Top 10 Van Hagar Songs
The best "Van Hagar" songs -- as in, Van Halen songs featuring Sammy Hagar on lead vocals -- point out the dramatic musical shift that occurred when the band switched out original flamboyant frontman David Lee Roth for the veteran solo star back in 1985. Many fans still blame Sammy for pulling the group away from the raw guitar magic that marked their first six albums, but in retrospect it seems much more likely that resident musical genius Eddie Van Halen was already heading to more diverse territory regardless of who was singing. Besides, the range and quality of the music the so-called 'Van Hagar' created over 4 studio albums and eleven years together stands on its own. Here are the 10 best songs of the "Van Hagar" era:
Van Halen's second album with Sammy Hagar on vocals featured this woozy, Zeppelin-esque ode to walking drunk (as in "wobbling") on the beaches of Cabo San Lucas, Mexico. Hagar frequently vacationed there, and in 1990 the band opened the city's Cabo Wabo nightclub. Eventually Sammy bought the band out, and also started a tequila company under the same banner.
The mature, loving sentiments on display in this stately, keyboard-heavy "Van Hagar" love song probably weren't aimed at former lead singer David Lee Roth. If you believe he took a shot at his former bandmates by naming his first solo album 'Eat 'Em and Smile,' you don't need to be a numerologist to read the "Oh, you ate one too" response inside their second album title.
This upbeat prediction of future sucess from 1991's charmingly titled 'For Unlawful Carnal Knowledge' (obvious hint: it's an acronym) is pretty much the only song on the otherwise back-to-basics album to spotlight the pop sensibilities of Van Hagar's previous two records. It also literally starts with the ending guitar riff from Van Halen Mach 1's 1984 smash 'Jump.'
Sammy Hagar found his job as the vocalist for all these "Van Hagar" songs in a way that you might expect rich rock stars to meet: he shared a Lamborghini mechanic with Eddie Van Halen. Reportedly this lush, keyboard-heavy love song, somehow involving aliens, was one of the first tunes the pair worked on, an early example of how different this new version of the band would sound.
Apparently heeding some fans' concerns that their music had gotten a little keyboard heavy, Van Halen stuck almost exclusively to loud guitar-based rock for their third album with Sammy Hagar. The first single, allegedly Hagar's tribute to his wife's cooking, featured six string wizard Eddie Van Halen playing the opening guitar riff with, of all things, an electric drill.
One of the most sophisticated and forward-thinking songs from '5150,' 'Best of Both Worlds' not only met, but actually raised expectations as to what this new lineup could accomplish. Eddie alternates between over-driven and clean variations on the same musical theme, building tension as Sammy's lyrics make you believe this new group is truly aiming for higher ground together.

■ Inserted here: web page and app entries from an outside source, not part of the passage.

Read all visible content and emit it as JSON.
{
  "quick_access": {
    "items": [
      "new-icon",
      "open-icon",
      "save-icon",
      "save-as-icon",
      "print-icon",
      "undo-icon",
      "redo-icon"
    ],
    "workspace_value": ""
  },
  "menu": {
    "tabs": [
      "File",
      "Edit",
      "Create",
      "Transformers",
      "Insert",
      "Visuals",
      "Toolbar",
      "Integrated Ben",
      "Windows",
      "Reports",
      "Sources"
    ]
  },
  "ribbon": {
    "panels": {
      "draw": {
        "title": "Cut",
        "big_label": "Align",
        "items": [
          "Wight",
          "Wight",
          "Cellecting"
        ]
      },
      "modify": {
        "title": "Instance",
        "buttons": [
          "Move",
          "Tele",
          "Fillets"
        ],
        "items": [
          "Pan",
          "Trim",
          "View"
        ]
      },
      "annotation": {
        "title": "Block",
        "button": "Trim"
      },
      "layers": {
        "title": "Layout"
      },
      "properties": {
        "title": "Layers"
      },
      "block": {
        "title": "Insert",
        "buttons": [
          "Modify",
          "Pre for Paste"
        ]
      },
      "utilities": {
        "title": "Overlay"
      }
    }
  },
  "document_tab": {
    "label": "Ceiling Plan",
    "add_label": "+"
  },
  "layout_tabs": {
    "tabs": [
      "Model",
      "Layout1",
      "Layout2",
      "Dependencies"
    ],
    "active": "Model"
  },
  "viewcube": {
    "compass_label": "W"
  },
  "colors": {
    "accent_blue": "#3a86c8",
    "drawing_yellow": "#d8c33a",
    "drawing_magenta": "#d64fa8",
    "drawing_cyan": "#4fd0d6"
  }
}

Eddie Van Halen's countrified guitar picking meets brother Alex Van Halen's best "Honky Tonk Woman" tribute in this lively, semi-acoustic number from '0U812.' Meanwhile, Sammy Hagar, taking a rare shot at playing rhythm guitar in the band, implores his woman to allow him to finish something ( he never does say what) that the two of them started together.
Many wondered if songs from "Van Hagar," as fans dubbed the Sammy Hagar-led version of Van Halen, would be concerned with living up to the hard-rock sound featured so prominently on previous albums from their past careers. Well, if so, they sure hid it well on their first single together, which featured gurgling keyboards, sunny pop harmonies and - gasp! - hardly any guitar soloing.

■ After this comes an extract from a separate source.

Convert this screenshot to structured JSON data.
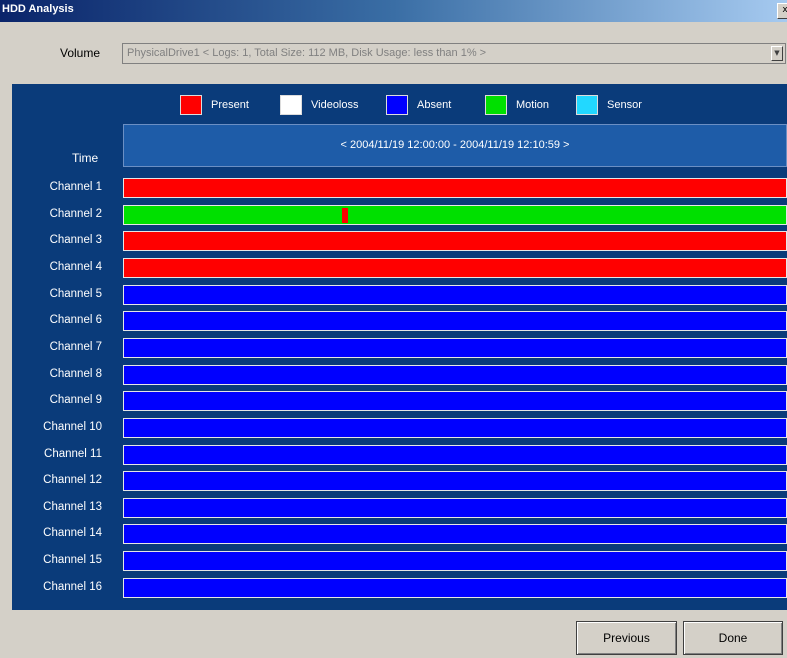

1991's 'For Unlawful Carnal Knowledge' doesn't feature any pop songs or keyboards, but amidst an album full of distorted guitar, 'Right Now' stands out as the band's first rock song composed around an actual, old-school piano. Hagar's inspirational "there's no tomorrow" lyrics and an innovative, text-heavy video helped make this one of Van Halen's most enduring songs.

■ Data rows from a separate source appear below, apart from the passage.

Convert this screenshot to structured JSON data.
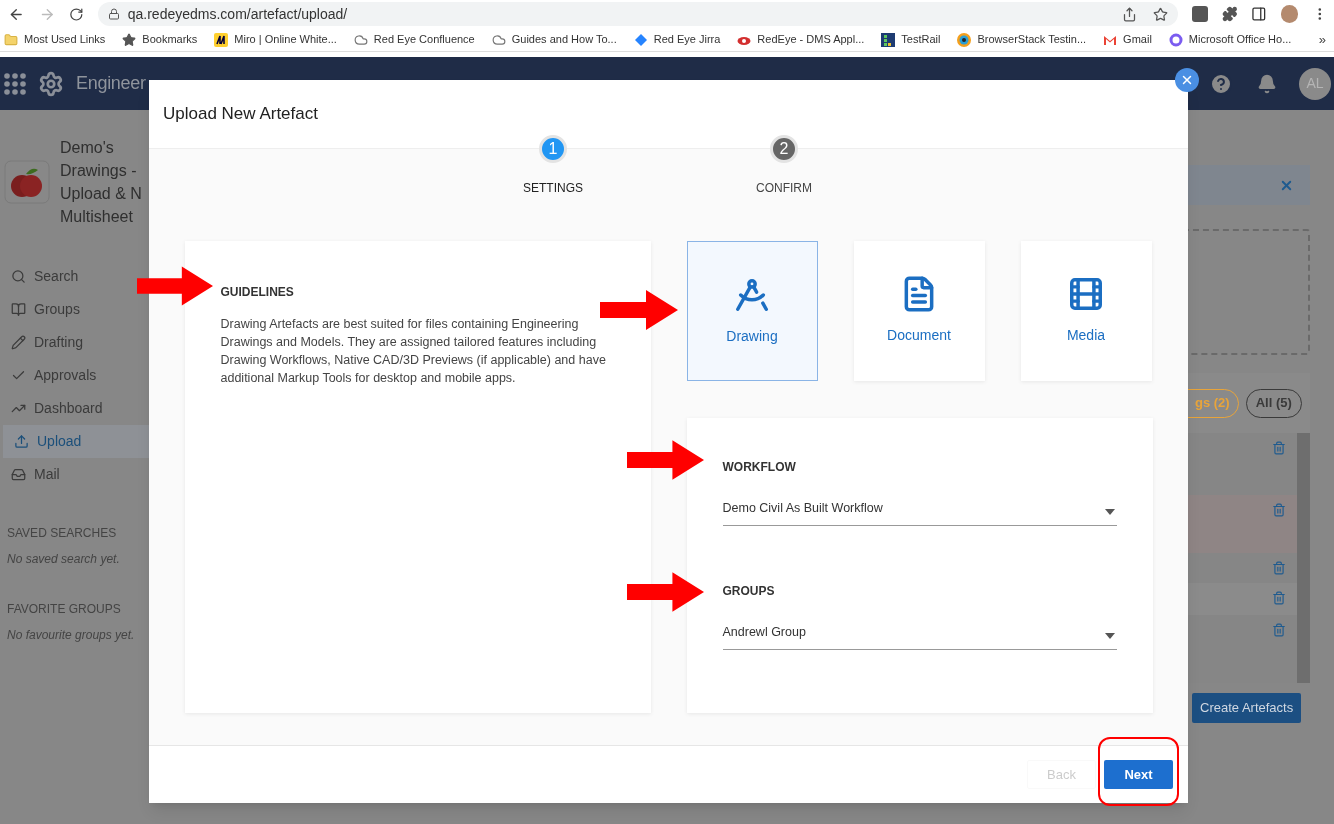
{
  "browser": {
    "url": "qa.redeyedms.com/artefact/upload/",
    "bookmarks": [
      "Most Used Links",
      "Bookmarks",
      "Miro | Online White...",
      "Red Eye Confluence",
      "Guides and How To...",
      "Red Eye Jirra",
      "RedEye - DMS Appl...",
      "TestRail",
      "BrowserStack Testin...",
      "Gmail",
      "Microsoft Office Ho..."
    ],
    "overflow": "»"
  },
  "app": {
    "title": "Engineer",
    "avatar": "AL",
    "project_lines": [
      "Demo's",
      "Drawings -",
      "Upload & N",
      "Multisheet"
    ],
    "nav": [
      {
        "label": "Search",
        "selected": false
      },
      {
        "label": "Groups",
        "selected": false
      },
      {
        "label": "Drafting",
        "selected": false
      },
      {
        "label": "Approvals",
        "selected": false
      },
      {
        "label": "Dashboard",
        "selected": false
      },
      {
        "label": "Upload",
        "selected": true
      },
      {
        "label": "Mail",
        "selected": false
      }
    ],
    "saved_searches": {
      "heading": "SAVED SEARCHES",
      "empty": "No saved search yet."
    },
    "favorite_groups": {
      "heading": "FAVORITE GROUPS",
      "empty": "No favourite groups yet."
    },
    "filter_chips": [
      {
        "label": "gs (2)",
        "color": "#e8a43a"
      },
      {
        "label": "All (5)",
        "color": "#3a3a3a"
      }
    ],
    "create_button": "Create Artefacts"
  },
  "dialog": {
    "title": "Upload New Artefact",
    "steps": [
      {
        "number": "1",
        "label": "SETTINGS",
        "selected": true
      },
      {
        "number": "2",
        "label": "CONFIRM",
        "selected": false
      }
    ],
    "guidelines": {
      "heading": "GUIDELINES",
      "text": "Drawing Artefacts are best suited for files containing Engineering Drawings and Models. They are assigned tailored features including Drawing Workflows, Native CAD/3D Previews (if applicable) and have additional Markup Tools for desktop and mobile apps."
    },
    "types": [
      {
        "kind": "drawing",
        "label": "Drawing",
        "selected": true
      },
      {
        "kind": "document",
        "label": "Document",
        "selected": false
      },
      {
        "kind": "media",
        "label": "Media",
        "selected": false
      }
    ],
    "fields": [
      {
        "label": "WORKFLOW",
        "value": "Demo Civil As Built Workflow"
      },
      {
        "label": "GROUPS",
        "value": "Andrewl Group"
      }
    ],
    "buttons": [
      {
        "label": "Back",
        "kind": "secondary",
        "disabled": true
      },
      {
        "label": "Next",
        "kind": "primary",
        "disabled": false
      }
    ]
  }
}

Throughout the "Van Hagar" era, it became increasingly clear that Eddie Van Halen's true, or perhaps new, love was music, not rock and roll. This understandably threw some fans of the Roth era for a loop, but if you can accept that Sammy Hagar's powerful voice and diverse (if conventional) songwriting skills helped your hero get where he wanted to go, how can you deny a soaring piece of pop magic like this?